• [Problem statement]: Each line with the word "monitor" must appear in the answer, copied from the records.

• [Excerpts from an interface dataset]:
━━━━━━━━━━━━━━━━━━━━━━━━━━━━━━
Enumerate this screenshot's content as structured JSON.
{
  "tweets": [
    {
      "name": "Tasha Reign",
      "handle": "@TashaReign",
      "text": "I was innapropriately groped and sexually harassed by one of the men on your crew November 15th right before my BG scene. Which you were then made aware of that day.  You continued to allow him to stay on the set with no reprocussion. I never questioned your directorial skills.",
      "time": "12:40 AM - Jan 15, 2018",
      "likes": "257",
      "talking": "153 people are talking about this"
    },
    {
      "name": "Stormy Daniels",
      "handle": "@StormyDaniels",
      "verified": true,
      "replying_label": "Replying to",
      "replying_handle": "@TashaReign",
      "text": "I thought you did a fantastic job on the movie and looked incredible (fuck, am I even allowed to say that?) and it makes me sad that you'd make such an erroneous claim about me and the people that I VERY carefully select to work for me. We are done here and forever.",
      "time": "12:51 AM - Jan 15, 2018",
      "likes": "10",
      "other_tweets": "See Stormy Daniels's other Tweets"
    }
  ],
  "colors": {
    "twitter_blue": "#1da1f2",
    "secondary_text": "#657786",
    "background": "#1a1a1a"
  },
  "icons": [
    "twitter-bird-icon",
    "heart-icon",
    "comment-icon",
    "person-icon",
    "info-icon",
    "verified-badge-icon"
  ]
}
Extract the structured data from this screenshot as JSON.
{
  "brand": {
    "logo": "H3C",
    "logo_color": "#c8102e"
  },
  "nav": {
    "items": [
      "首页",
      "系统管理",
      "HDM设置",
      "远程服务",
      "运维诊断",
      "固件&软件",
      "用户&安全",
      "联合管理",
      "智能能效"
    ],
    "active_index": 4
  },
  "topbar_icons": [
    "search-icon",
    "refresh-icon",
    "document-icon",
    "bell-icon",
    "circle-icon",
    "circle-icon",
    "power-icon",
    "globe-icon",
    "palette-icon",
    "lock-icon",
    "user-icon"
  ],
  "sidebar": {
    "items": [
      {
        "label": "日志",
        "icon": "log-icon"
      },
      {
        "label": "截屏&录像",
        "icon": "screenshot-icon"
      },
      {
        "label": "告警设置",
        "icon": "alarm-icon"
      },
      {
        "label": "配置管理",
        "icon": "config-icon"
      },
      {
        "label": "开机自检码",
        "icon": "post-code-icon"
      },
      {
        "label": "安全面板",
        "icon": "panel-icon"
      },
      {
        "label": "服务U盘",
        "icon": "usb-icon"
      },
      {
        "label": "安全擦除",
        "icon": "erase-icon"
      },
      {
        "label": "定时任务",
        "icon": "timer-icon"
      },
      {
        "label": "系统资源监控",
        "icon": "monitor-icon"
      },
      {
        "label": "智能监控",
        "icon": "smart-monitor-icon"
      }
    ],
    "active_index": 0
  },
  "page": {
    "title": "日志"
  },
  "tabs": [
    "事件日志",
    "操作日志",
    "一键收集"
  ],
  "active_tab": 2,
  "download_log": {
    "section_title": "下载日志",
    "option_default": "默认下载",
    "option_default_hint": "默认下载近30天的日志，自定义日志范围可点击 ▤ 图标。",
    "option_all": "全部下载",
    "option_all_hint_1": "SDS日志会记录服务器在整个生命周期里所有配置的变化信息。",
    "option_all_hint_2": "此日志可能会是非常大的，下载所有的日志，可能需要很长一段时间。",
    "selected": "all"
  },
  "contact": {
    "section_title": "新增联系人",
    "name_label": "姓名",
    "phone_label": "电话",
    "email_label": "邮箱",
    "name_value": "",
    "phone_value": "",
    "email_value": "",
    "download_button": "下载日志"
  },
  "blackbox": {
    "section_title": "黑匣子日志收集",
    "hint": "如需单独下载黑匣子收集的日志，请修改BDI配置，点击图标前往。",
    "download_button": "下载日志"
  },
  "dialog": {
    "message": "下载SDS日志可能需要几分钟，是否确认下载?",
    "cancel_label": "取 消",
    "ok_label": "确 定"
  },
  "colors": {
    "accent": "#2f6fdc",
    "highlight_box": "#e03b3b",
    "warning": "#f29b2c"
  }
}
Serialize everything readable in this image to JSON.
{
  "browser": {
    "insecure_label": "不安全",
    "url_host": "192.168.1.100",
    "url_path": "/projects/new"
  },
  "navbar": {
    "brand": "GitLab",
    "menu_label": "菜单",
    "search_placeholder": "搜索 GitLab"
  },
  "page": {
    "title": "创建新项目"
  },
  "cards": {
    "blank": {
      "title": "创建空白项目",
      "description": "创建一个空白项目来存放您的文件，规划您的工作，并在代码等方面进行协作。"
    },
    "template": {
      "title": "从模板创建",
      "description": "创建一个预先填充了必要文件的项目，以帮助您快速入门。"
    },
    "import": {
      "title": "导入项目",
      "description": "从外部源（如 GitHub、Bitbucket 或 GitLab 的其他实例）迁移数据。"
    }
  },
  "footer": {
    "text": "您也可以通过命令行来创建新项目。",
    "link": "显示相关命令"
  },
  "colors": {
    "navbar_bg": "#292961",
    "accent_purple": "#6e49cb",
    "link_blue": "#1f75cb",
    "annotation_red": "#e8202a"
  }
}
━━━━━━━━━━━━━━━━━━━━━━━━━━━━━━
• [Problem solution]:
        "icon": "monitor-icon"
        "icon": "smart-monitor-icon"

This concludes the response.